Start of Block

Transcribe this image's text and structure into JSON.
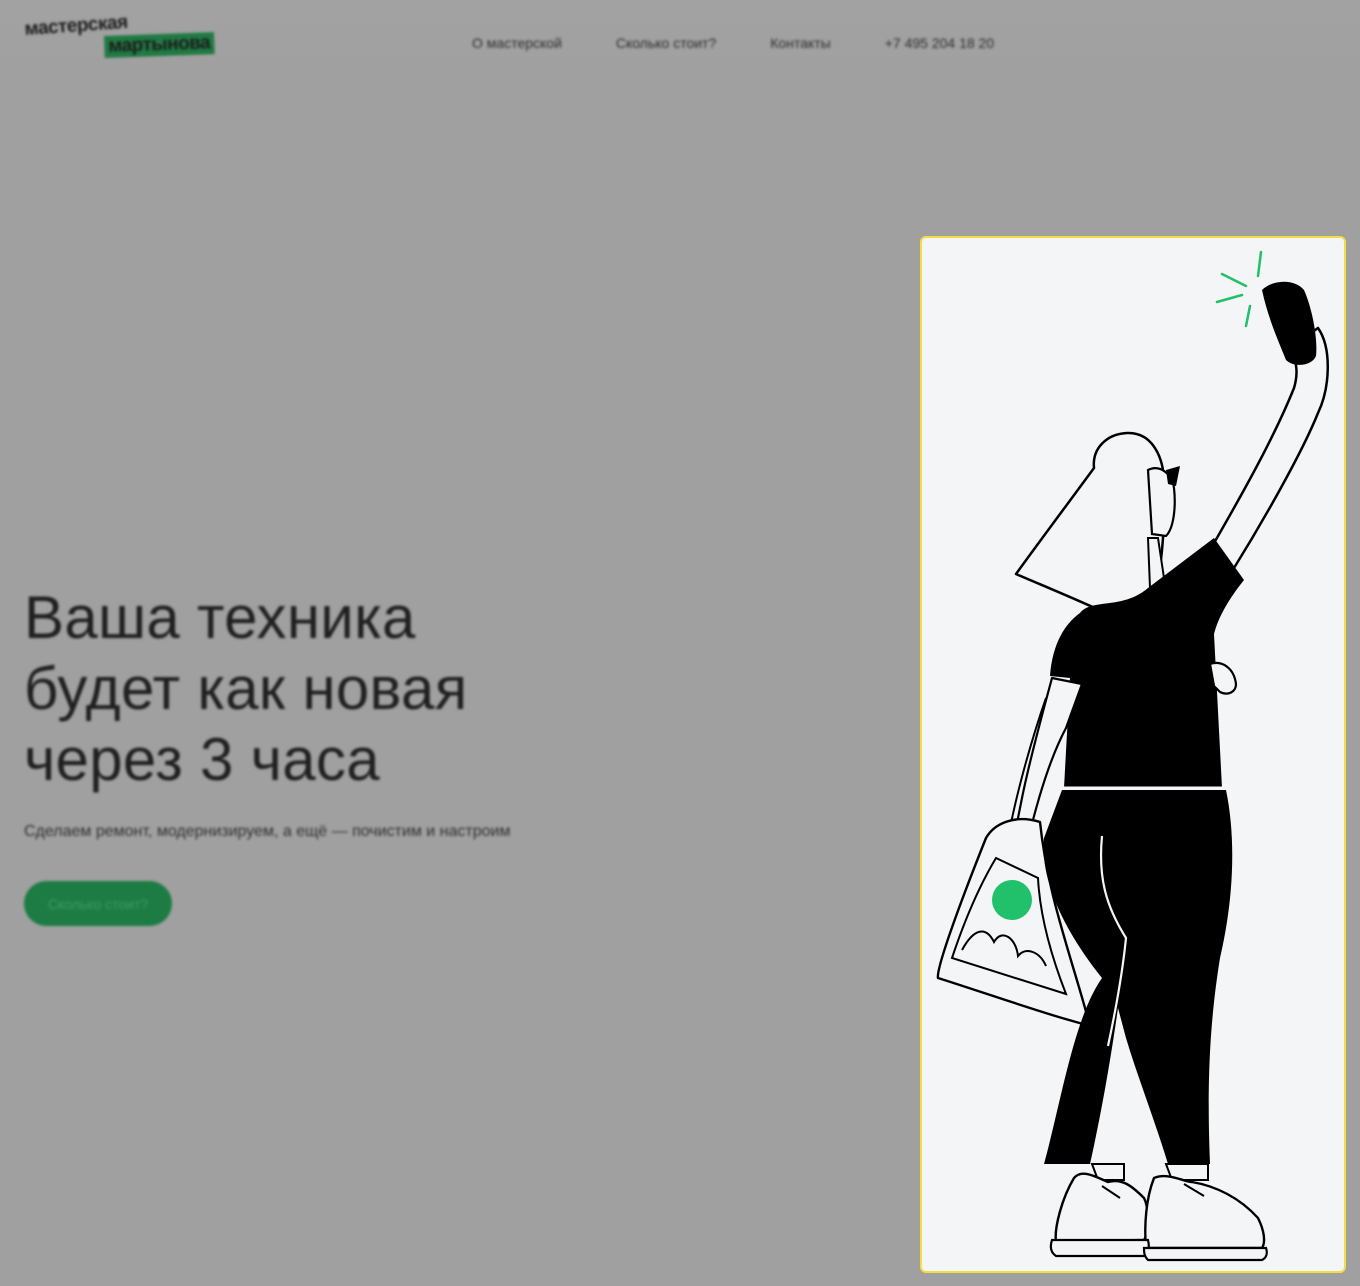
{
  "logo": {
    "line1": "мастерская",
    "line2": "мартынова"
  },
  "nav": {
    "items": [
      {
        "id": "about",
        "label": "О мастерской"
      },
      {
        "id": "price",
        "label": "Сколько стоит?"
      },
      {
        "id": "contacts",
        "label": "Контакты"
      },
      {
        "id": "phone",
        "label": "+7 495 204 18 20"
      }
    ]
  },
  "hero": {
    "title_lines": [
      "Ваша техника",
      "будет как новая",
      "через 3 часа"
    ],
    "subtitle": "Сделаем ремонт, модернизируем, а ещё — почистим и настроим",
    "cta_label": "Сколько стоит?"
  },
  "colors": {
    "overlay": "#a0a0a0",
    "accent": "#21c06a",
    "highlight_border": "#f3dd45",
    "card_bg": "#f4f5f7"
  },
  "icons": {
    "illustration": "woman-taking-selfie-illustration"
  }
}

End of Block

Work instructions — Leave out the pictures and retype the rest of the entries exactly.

Written response —
Transcribe this image's text and structure into JSON.
{
  "logo": {
    "line1": "мастерская",
    "line2": "мартынова"
  },
  "nav": {
    "items": [
      {
        "id": "about",
        "label": "О мастерской"
      },
      {
        "id": "price",
        "label": "Сколько стоит?"
      },
      {
        "id": "contacts",
        "label": "Контакты"
      },
      {
        "id": "phone",
        "label": "+7 495 204 18 20"
      }
    ]
  },
  "hero": {
    "title_lines": [
      "Ваша техника",
      "будет как новая",
      "через 3 часа"
    ],
    "subtitle": "Сделаем ремонт, модернизируем, а ещё — почистим и настроим",
    "cta_label": "Сколько стоит?"
  },
  "colors": {
    "overlay": "#a0a0a0",
    "accent": "#21c06a",
    "highlight_border": "#f3dd45",
    "card_bg": "#f4f5f7"
  },
  "icons": {
    "illustration": "woman-taking-selfie-illustration"
  }
}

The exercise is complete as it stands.